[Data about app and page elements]
* * *

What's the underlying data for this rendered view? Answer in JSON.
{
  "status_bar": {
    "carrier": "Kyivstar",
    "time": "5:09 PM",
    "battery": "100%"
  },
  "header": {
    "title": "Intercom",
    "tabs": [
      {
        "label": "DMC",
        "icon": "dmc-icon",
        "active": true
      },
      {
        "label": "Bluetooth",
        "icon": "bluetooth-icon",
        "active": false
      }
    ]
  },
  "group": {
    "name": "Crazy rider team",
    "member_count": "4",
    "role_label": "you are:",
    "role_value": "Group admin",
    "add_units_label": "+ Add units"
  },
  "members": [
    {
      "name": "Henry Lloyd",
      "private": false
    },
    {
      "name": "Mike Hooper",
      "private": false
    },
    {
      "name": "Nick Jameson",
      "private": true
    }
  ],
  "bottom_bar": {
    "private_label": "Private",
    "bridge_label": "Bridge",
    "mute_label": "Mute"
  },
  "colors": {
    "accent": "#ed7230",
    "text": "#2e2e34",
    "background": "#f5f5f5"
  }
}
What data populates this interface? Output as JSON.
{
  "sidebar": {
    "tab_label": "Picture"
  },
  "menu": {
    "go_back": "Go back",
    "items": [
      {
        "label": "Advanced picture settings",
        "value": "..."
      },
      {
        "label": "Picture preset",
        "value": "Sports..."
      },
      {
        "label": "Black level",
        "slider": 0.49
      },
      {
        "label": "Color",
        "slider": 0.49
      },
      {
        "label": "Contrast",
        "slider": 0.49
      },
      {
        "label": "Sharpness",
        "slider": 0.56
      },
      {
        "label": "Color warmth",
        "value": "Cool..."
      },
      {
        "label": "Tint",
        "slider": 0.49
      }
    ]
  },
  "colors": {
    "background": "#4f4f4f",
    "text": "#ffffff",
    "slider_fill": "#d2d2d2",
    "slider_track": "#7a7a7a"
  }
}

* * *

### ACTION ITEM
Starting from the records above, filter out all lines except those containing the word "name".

### ANSWER SECTION
    "name": "Crazy rider team",
      "name": "Henry Lloyd",
      "name": "Mike Hooper",
      "name": "Nick Jameson",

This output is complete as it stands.